pvc wheelThis wheel is still being perfected. It needs a lighter weight, slightly longer treadle and some sand as ballast in the base to make it truly usable. It is based on the Babe PVC wheels though I’ve used a thinner pipe than they have. I may yet make another with wider pipe to see what difference it makes to the final product.

 

e-spinner

My pride and joy. This electric spinner (e-spinner) was made with motor parts from Maplin (electronics store here in the UK), a bamboo chopping board as the base, and a bamboo utensil holder as the motor housing,and the flyer unit (the bit that actually spins the yarn) from my Ashford spinning wheel. The flyer unit is not complicated in its purpose but balanced construction is important and we don’t have the equipment for that so I repurposed what I already owned.

e-spindle - meccanoThis is the device I am using at the moment. I made an electric spindle with Meccano!!! It’s uncomplicated and hardworking and in that it reminds me of my grandfather so I’ve named it ‘Les’. It’s not the quietest of machines but it’s certainly not deafening. I am trying to devise some sort of housing for it but that will need a redesign so that I can still turn the motor off and on.
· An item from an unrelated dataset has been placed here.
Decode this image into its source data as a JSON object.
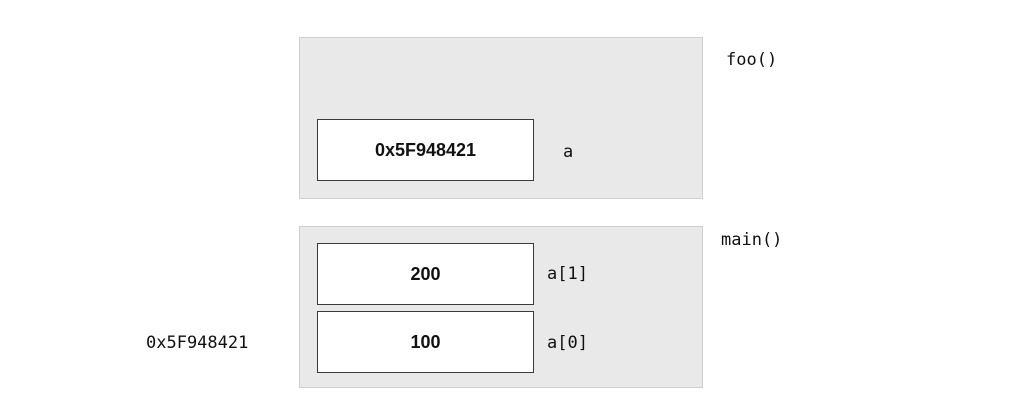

The motor is powered by 2 AA batteries, an elastic band acts as a drive band and a double pointed knitting needle (4mm) acts as spindle. I’ve since put a circle of cardboard at the motor end of the spindle to stop any yarn getting into the works. One of the best things about this device is that the motor works in both clockwise and anti-clockwise directions. I don’t have to do *anything* to the machine except to flip the switch in the opposite direction. For the large e-spinner, I have to twist the drive band to change the spinning direction. This is useful/important when you are both spinning single strands of yarn and then plying 2 or more of them together as spinning and plying twist in opposite directions.

I din’t have to buy anything special to make this though we do have a large Meccano collection anyway. Everyone, no matter what age you are, should have both Lego and Meccano to play with in their home.

There are several more in my collection and I’ll continue the list tomorrow.

day 75

 

 

A small, green square joins the previous 73 days worth of knitted patchwork.

 

 

 

And I’m going to apologise right now for today’s music choice but it’s been playing on a loop in my head as I wrote this post so I’m sharing the pain….